A mixed-race woman appears to be the third person ever to be cured of the virus with a new approach that holds the potential for curing more people of racially diverse backgrounds.
Globally, 37.7 million people were living with HIV at the end of 2020 (according to WHO).
In Africa, it affects nearly 1 in 25 adults, with the region alone accounting for more than two-thirds of that staggering worldwide statistic.
Since the immunodeficiency virus initially emerged in the population, science has played a crucial role in tackling the epidemic.
And while hundreds of thousands still die from HIV-related causes every year, available remedies such as antiretroviral therapy – which also reduces the risk of transmission – continue to help more and more of those testing positive live longer, healthier lives.
But for decades, there hasn’t existed a cure.

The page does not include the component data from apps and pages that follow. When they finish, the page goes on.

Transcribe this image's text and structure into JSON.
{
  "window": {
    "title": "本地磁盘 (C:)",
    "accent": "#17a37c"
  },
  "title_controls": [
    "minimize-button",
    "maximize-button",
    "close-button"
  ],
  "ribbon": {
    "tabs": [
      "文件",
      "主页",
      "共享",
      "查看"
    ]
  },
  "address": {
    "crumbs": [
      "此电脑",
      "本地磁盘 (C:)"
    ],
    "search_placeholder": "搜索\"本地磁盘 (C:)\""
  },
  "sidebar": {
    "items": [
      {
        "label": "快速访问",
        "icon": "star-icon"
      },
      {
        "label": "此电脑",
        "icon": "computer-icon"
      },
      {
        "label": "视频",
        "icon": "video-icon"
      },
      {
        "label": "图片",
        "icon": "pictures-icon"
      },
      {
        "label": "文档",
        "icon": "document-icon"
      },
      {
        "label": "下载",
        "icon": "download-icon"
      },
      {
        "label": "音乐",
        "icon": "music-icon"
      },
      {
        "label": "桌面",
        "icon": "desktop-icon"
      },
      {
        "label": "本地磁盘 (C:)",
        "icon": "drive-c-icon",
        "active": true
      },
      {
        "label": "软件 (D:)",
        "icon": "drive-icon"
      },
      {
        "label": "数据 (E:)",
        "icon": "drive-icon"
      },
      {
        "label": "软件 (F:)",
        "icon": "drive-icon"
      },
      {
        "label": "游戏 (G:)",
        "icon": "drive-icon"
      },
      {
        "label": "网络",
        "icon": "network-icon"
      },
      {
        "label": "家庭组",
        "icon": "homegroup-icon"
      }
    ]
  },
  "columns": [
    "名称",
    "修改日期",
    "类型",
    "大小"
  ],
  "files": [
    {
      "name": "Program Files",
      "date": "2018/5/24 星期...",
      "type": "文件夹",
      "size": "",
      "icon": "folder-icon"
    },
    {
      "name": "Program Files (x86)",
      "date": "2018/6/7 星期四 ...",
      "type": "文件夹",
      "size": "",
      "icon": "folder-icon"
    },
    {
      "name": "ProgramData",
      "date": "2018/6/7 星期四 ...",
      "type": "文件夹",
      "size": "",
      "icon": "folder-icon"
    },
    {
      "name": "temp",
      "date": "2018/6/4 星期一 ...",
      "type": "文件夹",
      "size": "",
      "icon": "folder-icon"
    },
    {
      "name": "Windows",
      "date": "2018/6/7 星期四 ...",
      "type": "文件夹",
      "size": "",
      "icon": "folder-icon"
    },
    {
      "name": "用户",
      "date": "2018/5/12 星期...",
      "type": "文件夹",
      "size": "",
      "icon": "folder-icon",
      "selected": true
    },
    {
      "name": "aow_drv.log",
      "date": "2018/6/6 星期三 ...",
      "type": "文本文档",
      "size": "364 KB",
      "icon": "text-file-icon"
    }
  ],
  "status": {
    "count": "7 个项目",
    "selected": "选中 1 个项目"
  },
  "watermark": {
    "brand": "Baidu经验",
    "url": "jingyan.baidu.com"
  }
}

Until today, that is, because scientists may have just discovered a breakthrough treatment which holds the potential for curing more people of racially diverse backgrounds (aka those most impacted) than was previously believed to be possible.
Using a novel stem cell transplant method which they hope could be administered to dozens annually, a group of American researchers in Colorado were able to cure the third person on Earth of HIV.

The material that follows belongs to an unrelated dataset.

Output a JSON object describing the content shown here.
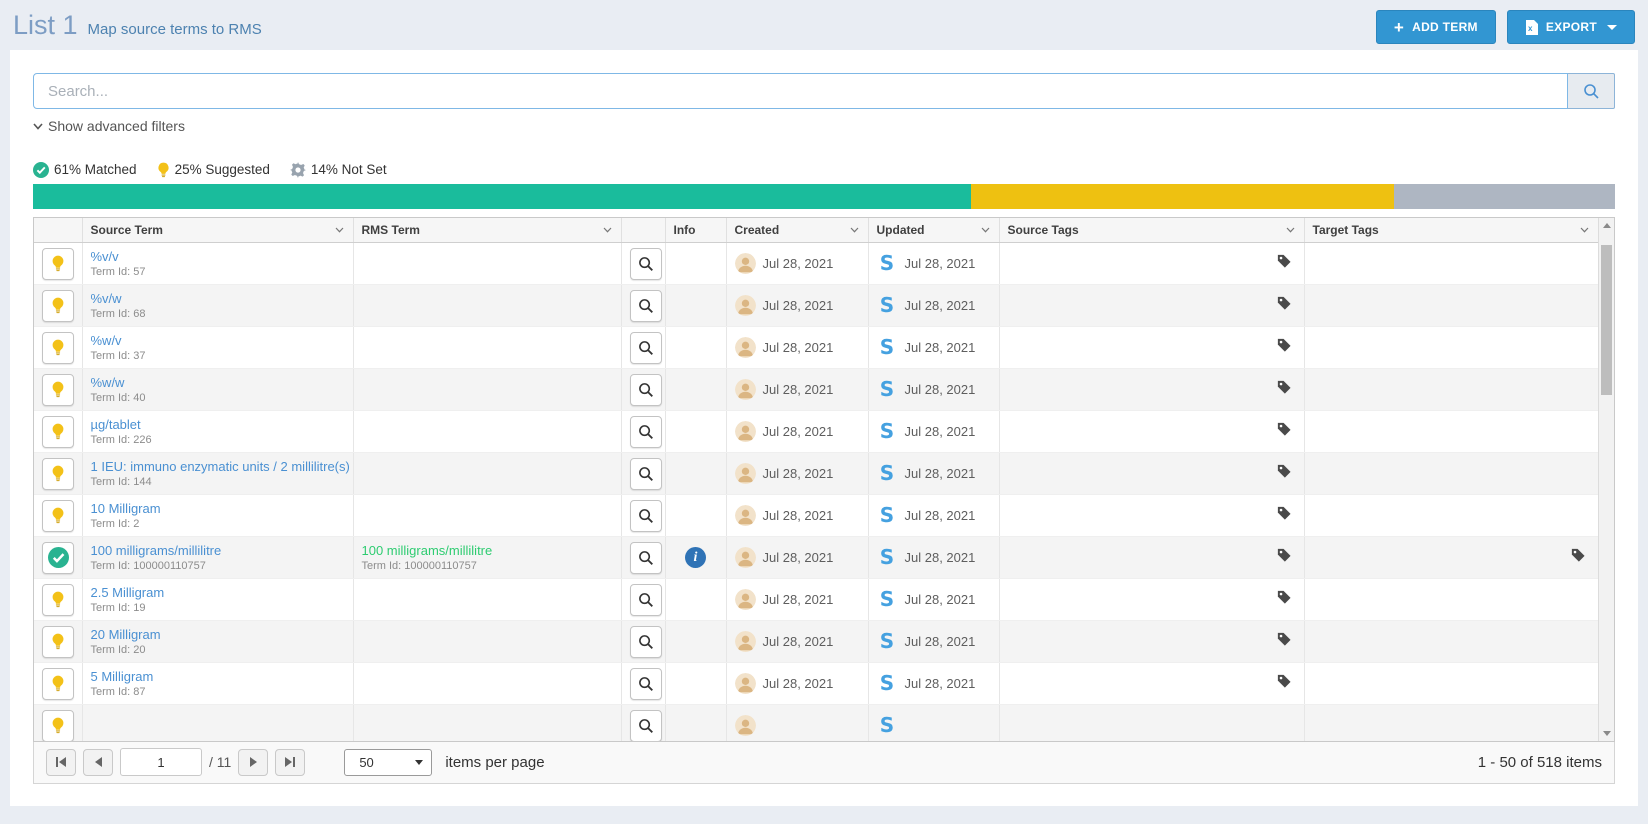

It marks the first time a female (in which HIV develops and progresses differently) and a person of colour has ever had the disease eradicated from their system.
Leaving the hospital just 17 days after her transfusion, she suffered minimal side effects compared to her male predecessors, was off HIV medication 37 months post-op, and over a year afterwards has yet to experience any resurgence.
The woman, who is of mixed-race, received umbilical cord blood which is particularly revolutionary because it’s more readily available than the stem cells often used in bone marrow transplants.
It also doesn’t need to be as closely matched to the patient; another advantage given that most donors are Caucasian.